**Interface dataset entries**
# # # # #

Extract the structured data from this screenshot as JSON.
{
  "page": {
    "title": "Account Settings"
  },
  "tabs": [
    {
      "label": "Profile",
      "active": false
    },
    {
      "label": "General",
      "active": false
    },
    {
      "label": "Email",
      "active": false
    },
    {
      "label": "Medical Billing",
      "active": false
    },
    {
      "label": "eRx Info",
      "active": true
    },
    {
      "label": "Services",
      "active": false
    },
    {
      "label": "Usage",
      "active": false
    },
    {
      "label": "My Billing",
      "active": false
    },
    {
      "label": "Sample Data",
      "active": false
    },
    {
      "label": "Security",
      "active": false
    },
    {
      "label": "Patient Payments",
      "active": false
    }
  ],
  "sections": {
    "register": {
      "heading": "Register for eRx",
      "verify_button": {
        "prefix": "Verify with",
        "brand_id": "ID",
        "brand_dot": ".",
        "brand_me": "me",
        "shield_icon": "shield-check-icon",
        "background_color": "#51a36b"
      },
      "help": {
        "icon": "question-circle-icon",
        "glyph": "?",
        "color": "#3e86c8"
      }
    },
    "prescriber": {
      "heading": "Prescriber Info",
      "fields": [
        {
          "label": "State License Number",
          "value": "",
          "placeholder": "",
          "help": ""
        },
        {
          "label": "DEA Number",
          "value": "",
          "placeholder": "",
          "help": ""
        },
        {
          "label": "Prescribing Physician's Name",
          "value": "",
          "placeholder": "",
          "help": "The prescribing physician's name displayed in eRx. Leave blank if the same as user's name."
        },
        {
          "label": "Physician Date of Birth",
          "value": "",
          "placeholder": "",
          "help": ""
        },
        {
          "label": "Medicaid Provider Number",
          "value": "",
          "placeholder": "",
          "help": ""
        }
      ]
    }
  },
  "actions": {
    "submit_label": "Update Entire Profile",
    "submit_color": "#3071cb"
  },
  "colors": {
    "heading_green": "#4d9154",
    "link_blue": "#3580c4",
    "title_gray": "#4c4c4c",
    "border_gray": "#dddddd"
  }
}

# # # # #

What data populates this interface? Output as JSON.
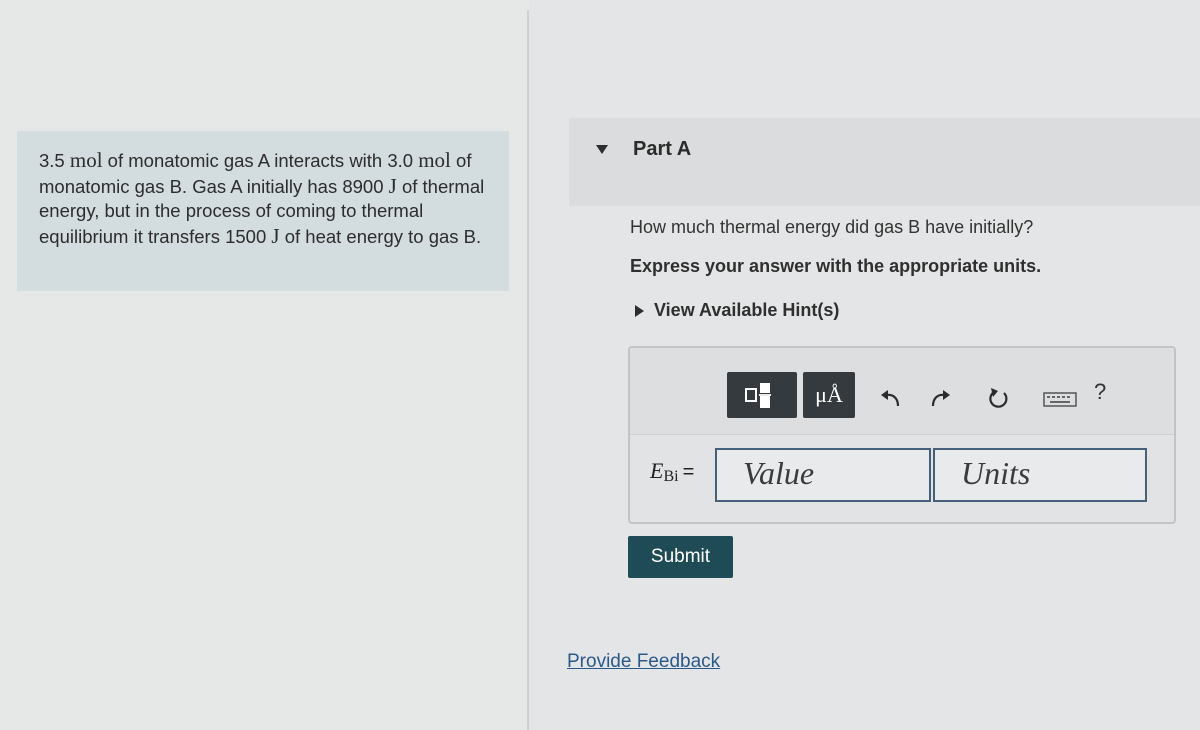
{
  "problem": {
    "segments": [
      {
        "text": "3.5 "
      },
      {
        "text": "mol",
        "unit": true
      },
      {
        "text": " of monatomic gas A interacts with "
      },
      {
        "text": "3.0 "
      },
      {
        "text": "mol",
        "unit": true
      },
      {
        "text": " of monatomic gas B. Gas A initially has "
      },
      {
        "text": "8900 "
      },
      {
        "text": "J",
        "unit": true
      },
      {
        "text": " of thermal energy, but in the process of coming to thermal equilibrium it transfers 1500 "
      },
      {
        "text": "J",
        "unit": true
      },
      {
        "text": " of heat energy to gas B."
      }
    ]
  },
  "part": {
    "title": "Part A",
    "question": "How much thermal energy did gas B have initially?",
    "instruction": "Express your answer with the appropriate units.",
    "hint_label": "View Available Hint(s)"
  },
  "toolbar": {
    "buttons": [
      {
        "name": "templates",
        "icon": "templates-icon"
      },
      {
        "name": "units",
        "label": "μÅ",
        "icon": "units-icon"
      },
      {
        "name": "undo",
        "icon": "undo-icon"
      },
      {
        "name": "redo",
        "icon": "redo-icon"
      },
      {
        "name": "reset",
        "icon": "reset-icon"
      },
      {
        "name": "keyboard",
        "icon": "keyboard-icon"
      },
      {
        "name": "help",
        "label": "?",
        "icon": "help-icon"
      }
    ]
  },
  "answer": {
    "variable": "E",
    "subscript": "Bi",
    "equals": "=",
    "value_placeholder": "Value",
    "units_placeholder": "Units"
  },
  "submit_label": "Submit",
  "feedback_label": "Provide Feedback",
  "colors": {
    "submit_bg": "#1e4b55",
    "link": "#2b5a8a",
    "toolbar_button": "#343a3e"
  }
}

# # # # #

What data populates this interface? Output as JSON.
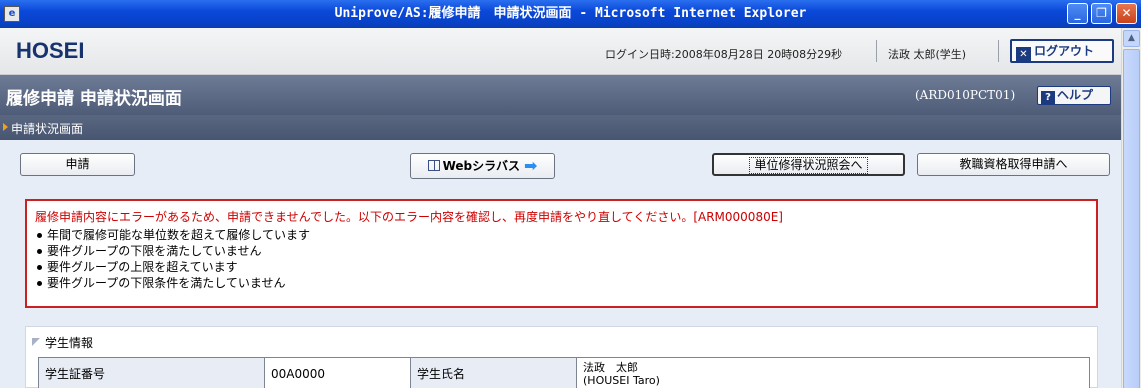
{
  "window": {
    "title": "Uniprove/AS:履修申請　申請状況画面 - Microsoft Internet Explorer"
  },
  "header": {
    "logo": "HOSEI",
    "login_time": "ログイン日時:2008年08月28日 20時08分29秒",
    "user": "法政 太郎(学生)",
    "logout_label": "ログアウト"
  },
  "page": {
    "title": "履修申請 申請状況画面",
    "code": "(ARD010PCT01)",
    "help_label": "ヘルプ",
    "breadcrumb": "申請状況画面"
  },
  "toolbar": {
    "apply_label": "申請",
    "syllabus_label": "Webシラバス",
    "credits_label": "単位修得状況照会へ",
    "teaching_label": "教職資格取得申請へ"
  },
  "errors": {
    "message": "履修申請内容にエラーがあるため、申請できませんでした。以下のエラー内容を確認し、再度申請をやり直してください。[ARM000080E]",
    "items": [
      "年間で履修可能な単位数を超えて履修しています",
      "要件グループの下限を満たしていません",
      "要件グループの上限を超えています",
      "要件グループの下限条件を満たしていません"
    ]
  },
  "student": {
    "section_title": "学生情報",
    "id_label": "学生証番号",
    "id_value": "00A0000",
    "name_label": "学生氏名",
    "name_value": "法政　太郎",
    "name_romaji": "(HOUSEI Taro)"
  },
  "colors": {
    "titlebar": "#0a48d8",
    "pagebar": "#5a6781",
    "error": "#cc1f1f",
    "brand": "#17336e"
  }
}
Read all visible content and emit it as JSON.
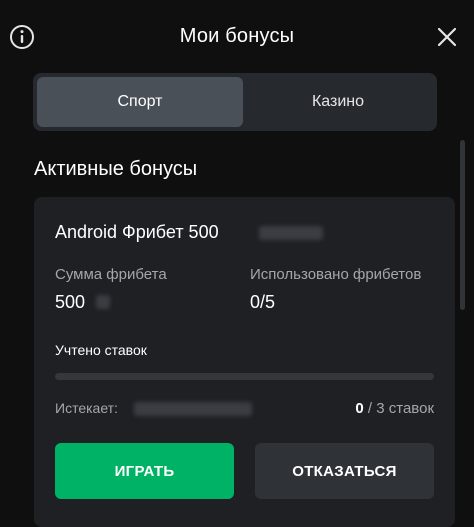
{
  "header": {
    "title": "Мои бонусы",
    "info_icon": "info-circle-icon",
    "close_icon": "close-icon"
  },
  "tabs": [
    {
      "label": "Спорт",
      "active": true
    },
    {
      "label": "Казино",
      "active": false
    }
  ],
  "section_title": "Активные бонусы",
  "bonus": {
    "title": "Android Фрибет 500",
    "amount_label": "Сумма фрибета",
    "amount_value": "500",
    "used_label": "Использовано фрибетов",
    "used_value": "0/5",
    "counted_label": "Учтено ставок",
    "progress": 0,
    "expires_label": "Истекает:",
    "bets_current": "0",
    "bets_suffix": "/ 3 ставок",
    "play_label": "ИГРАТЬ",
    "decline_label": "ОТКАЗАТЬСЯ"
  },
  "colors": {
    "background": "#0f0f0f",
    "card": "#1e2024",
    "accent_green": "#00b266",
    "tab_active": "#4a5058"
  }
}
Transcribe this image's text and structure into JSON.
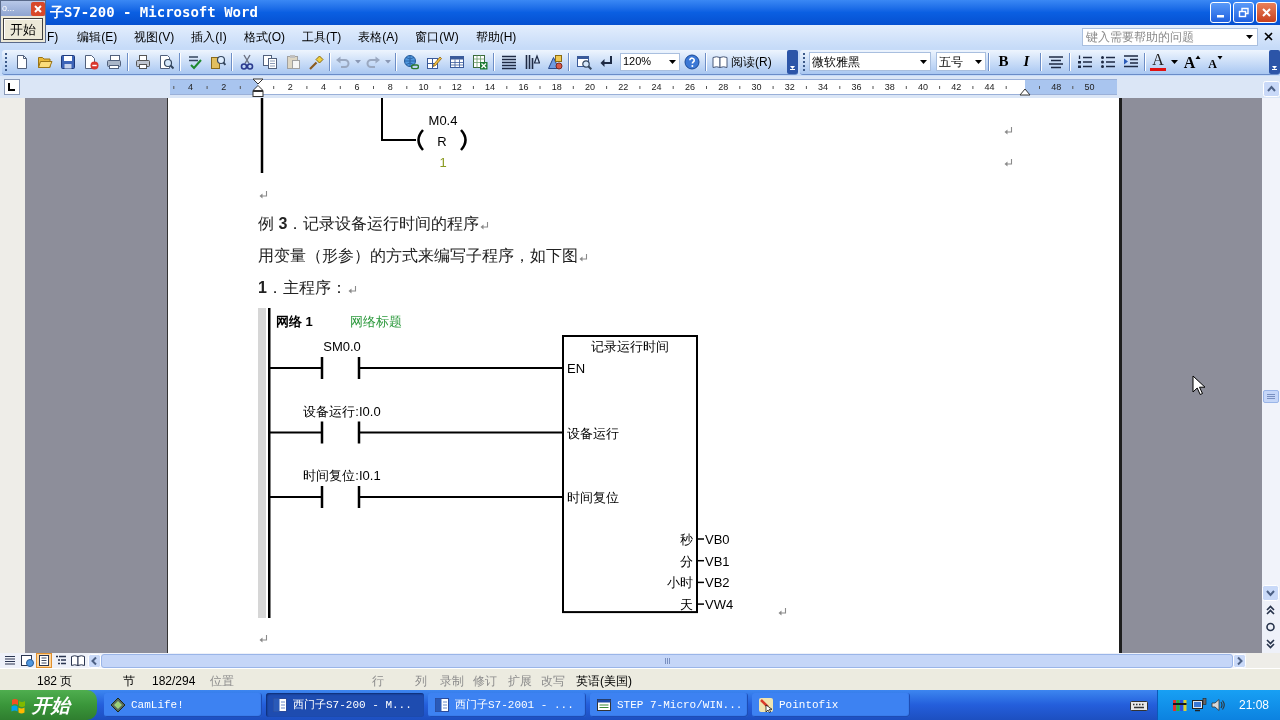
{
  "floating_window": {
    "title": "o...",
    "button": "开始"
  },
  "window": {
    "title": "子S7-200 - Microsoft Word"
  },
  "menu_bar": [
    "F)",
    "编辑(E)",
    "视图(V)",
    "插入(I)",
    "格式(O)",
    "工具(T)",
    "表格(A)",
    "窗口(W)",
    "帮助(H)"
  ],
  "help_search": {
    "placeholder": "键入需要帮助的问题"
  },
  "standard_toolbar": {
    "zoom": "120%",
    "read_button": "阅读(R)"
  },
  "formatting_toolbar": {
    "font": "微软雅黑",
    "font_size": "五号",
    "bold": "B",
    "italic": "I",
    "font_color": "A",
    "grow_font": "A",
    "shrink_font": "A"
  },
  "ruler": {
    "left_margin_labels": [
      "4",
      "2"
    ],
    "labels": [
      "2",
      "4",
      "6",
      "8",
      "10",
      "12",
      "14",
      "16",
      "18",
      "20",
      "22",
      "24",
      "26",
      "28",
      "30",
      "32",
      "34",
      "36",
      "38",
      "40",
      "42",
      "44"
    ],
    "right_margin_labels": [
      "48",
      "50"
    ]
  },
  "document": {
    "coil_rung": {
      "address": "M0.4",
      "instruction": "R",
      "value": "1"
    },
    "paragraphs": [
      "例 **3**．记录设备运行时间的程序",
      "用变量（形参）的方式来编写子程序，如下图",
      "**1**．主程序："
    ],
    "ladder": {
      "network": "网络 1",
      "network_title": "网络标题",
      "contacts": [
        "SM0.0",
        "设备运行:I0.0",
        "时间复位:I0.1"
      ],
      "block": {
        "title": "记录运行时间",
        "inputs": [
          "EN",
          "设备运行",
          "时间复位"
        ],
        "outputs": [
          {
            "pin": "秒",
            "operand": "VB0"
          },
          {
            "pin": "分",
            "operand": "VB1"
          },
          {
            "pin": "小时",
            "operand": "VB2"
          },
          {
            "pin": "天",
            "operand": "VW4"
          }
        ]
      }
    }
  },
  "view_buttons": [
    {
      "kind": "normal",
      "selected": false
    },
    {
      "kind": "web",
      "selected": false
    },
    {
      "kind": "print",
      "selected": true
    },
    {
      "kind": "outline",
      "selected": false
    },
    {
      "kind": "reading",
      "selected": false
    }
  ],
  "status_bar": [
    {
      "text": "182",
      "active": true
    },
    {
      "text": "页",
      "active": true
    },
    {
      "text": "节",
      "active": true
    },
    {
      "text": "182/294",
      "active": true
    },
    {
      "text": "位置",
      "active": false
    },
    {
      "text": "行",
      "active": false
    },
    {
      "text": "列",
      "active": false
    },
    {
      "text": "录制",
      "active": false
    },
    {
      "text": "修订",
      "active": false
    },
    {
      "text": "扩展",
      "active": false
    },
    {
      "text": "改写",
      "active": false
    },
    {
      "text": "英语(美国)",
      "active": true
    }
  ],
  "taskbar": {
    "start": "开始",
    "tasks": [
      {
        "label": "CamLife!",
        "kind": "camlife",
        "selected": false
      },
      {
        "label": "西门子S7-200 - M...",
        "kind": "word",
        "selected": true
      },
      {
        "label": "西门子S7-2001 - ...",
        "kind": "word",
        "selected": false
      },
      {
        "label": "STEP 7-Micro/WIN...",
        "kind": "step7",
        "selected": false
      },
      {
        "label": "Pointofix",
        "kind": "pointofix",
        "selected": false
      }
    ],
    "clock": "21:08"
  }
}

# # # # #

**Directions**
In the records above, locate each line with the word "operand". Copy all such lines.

**Finished task**
            "operand": "VB0"
            "operand": "VB1"
            "operand": "VB2"
            "operand": "VW4"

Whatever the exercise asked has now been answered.